I don't claim that everything is wine and roses, but our current Governor has turned around the state's finances and has the confidence of many in the business community. As you noted, we are sitting on vast reserves of natural gas, oil, and other NGLs. Our healthcare sector is booming. Ohio received nearly as much healthcare most venture cap funding as Illinois and Minnesota combined (http://www.gcpartnership.com/Media-Center/GCP-Every-Monday/~/media/Files/Every%20Monday/MidwestHealthCareVentureReportYE2012PressReleaseFINALlinkstoreport_c99d.ashx). Cleveland outpaced every other Midwestern city last year by a large margin (yes, even Chicago and Minneapolis). Venture cap investment in other industries is really starting to pick up as well for many reasons (http://www.reuters.com/article/2012/07/15/idUS45702136720120715).
As far as growth being reversible, look no further than Seattle's turnaround the last 30 years as compared to the prior 30. Demographics always shift.
A robust economy depends on both jobs & employees. All your arguments were about jobs - and to be fair, that's been the part of the equation everyone focused on for as long as you & I have been alive because there were more qualified workers than there were jobs. All the talk was about bringing the unemployment rate down. In the very near future, there will be more jobs than qualified workers, and the balance of power will shift pretty dramatically. Qualified workers will have multiple jobs from which to choose, and many of them will be less or non location-dependent. In short, the workers of the future will get to choose where they live. And no offense to Ohio (I lived in Columbus for 2 years), it probably won't be Ohio. Read "When the Boomers Bail - How Demographics will Sort Communities into Winners and Losers" by Mark Lautman if you're interested in learning more.
If you mean more and more people will be positioned to telecommute, I think states like OH, IN, MI and can win again as some very well qualified candidates will choose to live in lower costs locations while getting paid at big city rates.
said mostly tongue-in-cheek, but in seriousness, there are low-cost of living states that offer much more than IN.
My office is in Indy. I'm almost never there and don't live there but people I work with do. It "offers" quite a bit, actually. And is one hell of a lot cheaper to live in than Chicago.
I agree that one well qualified candidates might choose to telecommute from IN.
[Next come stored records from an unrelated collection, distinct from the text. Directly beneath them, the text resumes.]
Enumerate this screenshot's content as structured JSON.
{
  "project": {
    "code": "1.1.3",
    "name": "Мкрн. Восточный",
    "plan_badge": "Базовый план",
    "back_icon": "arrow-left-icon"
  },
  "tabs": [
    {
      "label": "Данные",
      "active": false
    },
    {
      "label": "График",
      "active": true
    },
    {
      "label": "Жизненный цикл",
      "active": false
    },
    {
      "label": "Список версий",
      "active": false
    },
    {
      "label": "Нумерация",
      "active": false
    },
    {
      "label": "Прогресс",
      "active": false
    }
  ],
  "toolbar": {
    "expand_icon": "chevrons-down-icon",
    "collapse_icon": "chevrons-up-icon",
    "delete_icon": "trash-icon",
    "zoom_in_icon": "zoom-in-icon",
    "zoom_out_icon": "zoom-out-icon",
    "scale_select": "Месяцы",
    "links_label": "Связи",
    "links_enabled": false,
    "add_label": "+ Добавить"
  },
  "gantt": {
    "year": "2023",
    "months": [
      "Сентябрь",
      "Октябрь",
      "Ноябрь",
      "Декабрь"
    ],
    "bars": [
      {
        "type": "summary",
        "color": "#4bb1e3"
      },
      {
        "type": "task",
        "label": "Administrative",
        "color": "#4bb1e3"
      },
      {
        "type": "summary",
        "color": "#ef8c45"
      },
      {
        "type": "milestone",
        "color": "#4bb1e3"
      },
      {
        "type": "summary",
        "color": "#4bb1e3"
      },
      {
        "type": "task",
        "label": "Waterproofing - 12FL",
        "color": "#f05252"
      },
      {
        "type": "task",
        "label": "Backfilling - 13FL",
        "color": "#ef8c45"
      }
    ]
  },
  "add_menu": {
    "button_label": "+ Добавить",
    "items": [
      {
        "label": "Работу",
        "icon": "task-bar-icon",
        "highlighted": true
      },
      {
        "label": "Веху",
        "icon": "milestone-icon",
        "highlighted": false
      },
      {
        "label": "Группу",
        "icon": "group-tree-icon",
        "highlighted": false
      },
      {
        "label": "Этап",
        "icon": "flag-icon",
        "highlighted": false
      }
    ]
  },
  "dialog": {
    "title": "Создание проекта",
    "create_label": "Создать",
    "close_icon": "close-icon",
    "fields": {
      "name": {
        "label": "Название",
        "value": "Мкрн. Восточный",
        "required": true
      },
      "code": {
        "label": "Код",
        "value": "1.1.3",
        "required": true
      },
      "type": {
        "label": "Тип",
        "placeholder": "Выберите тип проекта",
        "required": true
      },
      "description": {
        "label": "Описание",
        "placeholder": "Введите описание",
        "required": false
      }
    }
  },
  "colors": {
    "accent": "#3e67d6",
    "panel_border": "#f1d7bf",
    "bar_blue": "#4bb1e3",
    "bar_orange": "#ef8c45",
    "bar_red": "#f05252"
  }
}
But, if the position is truly location independent, I am of the opinion that more people would opt to live in:
warmer climes versus colder
low cost-of-living areas versus high
tax-friendly areas versus not (this factors into cost-of-living, really)
I don't think those are revolutionary thoughts and the growth of population areas certainly supports them.
Mostly though, I was mostly poking fun at Indiana. Having lived in northern IN for 25 years, including most of my youth and young-adulthood I feel I'm entitled to do so.
It loses on climate. It loses on topography.
If I could get paid the same, I'd rather live in Granger than Elmhurst.
I'm not sure it'd attract them.
I think the issue will be a combination of retaining & attracting qualified workers. I'm in HR and we are already seeing this in many areas. When Economic Developers in our company look at site selection critera, workforce availablity is now at or near the very top of the list. That wasn't the case just 10 years ago. It used to be factors like land availability/cost, tax rates/breaks, utilities, transportation, etc. Now it's a question of do you have - and can you keep - the knowledge workers we need to run our company.
Not really contrasting with TX, etc.
LBJ is coming back.
OH, PA, MI, and IL were about 21% of the population in 1970 and are now down to about 15%. The Big 10's natural market is getting smaller and smaller, and when you're in the television business, as the Big 10 is, that's problematic.